The British Cycling survey that I participated in and that was just released showed that even ‘hardcore’ road cyclists don’t feel safe on the roads. How can you expect people to take up cycling for the first time in that kind of environment? I took several years off from cycling when I was younger. When I returned to cycling, I remember I was scared and had to slowly build my confidence back, starting on quiet roads. And I was an experienced rider with years of road riding in my past. So I can’t even imagine how it would feel to a complete novice.

So what do we do? For a start, instantly transition into spending all money that would be allocated to new roads into new or upgraded micro mobility infrastructure. Instead of simply patching up potholes so they can quickly wear out again, use the opportunity to redesign the entire road layout and incorporate cycling into areas previously thought too narrow. Make more one way systems in towns and cities. If the cars are autonomous, they’re not going to get confused and annoyed like us stupid humans anyway (if you’re anything like me). And if you’ve got half the road dedicated to micro mobility, then chances are we’re going to choose bike or scooter anyway.

We also need to improve public transport with electric buses. We need good quality cycle hire schemes for when you’re not at home and don’t have your own bike with you. Then of course there’s trains, trams, subways, high speed trains built alongside motorways (so they don’t destroy the countryside further).

Something you see in Denmark and Japan especially are bicycle “multi storey car parks”. Secure, paid bike parks in all urban areas, business parks etc that treat bicycles as real vehicles. Not cheap, disposable, rusty pieces of junk. These are essential in my view. People will probably scoff, but like I said, why should you campaign for common sense? When things have been proven in other countries, you just go ahead and implement it yourself.

We also need to reduce our populations to sustainable levels with common sense proposals to do so. We need to build up rather than out in our cities. We can’t all live in big, detached houses filled with crap we don’t need. We need to embrace tunnels more than we do now. I don’t agree with everything The Boring Company is doing but generally they are on the right track. Hyperloop is the holy grail when it comes to allowing us a way to continue global tourism into the long term without destroying the planet. But we don’t know how far away that is, and I’m getting away from the suburban focus of this post.

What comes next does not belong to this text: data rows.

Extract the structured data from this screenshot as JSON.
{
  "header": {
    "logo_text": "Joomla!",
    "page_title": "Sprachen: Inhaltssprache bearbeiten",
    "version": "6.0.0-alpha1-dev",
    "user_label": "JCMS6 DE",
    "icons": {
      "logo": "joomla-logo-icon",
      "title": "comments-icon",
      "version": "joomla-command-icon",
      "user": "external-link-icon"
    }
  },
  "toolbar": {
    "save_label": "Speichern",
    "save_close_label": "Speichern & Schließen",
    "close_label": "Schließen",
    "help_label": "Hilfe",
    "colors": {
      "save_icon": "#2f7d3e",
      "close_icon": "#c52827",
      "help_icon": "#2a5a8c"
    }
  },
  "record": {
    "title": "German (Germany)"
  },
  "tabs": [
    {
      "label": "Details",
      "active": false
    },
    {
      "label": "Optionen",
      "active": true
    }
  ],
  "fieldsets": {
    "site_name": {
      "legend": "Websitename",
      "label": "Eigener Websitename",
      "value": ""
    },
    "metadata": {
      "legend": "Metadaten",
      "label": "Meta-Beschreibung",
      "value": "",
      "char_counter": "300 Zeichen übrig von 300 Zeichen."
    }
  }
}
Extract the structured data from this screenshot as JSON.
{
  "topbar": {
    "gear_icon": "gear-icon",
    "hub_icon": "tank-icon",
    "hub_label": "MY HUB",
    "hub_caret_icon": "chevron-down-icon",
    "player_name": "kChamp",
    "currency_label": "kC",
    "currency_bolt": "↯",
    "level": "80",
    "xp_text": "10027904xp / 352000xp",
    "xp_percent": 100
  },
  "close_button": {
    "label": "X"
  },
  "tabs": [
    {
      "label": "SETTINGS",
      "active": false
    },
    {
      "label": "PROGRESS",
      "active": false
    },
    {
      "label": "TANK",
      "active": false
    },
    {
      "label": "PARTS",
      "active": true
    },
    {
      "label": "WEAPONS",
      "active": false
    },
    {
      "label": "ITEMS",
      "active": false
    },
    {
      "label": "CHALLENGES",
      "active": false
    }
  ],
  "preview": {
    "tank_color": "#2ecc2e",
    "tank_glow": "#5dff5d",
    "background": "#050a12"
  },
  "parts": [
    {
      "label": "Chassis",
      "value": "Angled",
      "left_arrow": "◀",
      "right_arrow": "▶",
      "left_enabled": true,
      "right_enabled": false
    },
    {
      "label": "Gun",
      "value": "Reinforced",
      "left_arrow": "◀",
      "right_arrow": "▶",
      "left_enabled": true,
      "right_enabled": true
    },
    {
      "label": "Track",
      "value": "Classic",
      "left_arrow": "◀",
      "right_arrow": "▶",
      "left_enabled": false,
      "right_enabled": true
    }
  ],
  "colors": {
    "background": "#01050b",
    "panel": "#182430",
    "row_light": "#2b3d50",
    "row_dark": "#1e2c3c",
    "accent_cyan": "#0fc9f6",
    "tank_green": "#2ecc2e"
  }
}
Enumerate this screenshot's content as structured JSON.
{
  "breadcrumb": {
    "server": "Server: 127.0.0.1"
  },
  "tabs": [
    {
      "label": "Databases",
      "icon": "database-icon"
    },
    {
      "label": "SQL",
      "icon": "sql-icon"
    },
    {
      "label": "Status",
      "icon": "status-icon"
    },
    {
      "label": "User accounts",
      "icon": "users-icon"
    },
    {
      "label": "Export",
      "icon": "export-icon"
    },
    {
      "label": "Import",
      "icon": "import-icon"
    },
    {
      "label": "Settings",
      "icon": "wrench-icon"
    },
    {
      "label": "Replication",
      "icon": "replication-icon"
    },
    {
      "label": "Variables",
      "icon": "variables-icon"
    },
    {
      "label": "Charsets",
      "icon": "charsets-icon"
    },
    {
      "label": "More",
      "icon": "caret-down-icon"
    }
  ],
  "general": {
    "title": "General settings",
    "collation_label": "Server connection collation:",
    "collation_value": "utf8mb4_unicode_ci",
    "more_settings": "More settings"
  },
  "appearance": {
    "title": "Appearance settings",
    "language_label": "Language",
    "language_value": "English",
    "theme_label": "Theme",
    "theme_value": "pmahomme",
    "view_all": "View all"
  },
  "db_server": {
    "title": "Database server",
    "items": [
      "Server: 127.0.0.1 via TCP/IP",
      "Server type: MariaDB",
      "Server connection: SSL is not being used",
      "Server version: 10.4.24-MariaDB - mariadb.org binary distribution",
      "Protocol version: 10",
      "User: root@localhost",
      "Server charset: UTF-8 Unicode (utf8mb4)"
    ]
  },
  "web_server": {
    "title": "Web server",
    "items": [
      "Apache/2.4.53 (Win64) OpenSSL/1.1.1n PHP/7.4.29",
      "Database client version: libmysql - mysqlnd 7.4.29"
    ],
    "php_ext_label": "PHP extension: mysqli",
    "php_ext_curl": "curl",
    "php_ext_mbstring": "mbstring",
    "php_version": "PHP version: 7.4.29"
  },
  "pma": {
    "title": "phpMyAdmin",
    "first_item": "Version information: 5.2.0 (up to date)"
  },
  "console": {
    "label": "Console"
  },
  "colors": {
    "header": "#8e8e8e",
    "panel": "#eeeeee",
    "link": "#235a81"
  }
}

There are so many aspects of sustainability that go far beyond just transport. Maybe I’ll get into them in another post. But for now, please let me know if you have any other ideas for local transport. I might have missed something obvious.